• WHAT YOU SHOULD DO
Below are the records; collect from them each line containing the string "background".

Interface dataset entries
»»

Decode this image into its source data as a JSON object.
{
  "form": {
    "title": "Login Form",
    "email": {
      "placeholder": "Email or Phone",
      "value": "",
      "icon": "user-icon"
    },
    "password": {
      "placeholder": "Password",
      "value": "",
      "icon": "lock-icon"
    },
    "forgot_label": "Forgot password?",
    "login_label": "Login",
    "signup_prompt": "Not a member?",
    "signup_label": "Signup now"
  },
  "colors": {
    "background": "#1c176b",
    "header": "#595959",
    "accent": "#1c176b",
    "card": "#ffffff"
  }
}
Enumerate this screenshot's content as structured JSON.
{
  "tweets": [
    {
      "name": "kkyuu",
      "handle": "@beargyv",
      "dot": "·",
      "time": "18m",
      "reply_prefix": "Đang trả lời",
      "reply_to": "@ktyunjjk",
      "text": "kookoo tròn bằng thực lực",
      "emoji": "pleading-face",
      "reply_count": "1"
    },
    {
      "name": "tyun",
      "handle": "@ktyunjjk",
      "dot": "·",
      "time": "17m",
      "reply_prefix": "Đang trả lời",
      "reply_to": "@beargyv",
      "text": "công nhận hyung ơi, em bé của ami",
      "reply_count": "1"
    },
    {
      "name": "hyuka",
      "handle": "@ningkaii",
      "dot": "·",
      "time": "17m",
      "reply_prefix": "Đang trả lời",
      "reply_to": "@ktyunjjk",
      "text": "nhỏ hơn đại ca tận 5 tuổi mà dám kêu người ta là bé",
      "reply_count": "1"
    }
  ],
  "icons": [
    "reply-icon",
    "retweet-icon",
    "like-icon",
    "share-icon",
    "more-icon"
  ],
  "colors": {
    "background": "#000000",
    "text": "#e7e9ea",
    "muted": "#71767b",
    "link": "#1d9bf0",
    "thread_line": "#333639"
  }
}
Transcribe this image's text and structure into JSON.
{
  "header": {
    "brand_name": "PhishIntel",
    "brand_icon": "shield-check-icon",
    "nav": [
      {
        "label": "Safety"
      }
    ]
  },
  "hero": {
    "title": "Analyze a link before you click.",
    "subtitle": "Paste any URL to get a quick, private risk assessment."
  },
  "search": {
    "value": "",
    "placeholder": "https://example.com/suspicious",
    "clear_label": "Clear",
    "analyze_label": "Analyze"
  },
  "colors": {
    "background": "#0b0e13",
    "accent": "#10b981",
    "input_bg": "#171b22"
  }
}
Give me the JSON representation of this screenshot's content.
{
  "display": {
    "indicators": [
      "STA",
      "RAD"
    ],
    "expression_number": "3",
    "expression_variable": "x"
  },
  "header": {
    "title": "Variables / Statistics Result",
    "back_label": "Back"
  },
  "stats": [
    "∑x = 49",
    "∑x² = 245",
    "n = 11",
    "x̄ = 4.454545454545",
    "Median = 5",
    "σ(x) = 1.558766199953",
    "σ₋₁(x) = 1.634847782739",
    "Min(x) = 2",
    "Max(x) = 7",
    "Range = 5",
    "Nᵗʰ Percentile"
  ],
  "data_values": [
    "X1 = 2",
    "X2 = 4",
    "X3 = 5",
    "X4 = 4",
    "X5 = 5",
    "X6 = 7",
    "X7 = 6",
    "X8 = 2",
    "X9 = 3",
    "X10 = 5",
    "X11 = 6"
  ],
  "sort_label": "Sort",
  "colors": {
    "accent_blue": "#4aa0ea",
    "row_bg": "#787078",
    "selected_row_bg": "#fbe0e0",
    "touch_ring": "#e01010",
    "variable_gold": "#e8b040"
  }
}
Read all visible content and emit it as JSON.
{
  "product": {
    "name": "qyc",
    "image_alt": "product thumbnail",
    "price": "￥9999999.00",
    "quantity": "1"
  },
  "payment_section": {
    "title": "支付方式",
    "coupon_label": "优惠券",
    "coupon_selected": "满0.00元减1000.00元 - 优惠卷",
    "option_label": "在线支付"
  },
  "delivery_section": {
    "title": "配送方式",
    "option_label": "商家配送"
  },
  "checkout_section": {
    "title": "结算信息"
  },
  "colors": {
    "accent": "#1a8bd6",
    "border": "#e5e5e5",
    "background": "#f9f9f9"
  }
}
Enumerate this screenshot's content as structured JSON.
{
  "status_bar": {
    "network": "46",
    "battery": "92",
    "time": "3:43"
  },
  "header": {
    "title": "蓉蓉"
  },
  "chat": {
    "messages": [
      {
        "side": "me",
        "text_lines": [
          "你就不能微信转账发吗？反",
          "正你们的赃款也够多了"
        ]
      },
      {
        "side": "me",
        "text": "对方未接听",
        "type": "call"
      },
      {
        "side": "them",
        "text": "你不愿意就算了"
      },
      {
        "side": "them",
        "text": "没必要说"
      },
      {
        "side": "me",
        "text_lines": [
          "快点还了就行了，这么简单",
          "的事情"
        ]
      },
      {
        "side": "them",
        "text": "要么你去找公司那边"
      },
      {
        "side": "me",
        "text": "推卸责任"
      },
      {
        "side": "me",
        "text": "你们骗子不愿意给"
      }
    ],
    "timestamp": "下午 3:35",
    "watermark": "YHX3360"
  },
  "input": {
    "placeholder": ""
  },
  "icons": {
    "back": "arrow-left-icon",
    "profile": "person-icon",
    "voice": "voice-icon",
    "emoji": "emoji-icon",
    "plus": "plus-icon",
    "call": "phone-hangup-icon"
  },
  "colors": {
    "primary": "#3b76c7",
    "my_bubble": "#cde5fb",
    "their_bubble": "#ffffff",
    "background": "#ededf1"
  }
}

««

• ANSWER FOR THIS EXERCISE
    "background": "#1c176b",
    "background": "#000000",
    "background": "#0b0e13",
    "background": "#f9f9f9"
    "background": "#ededf1"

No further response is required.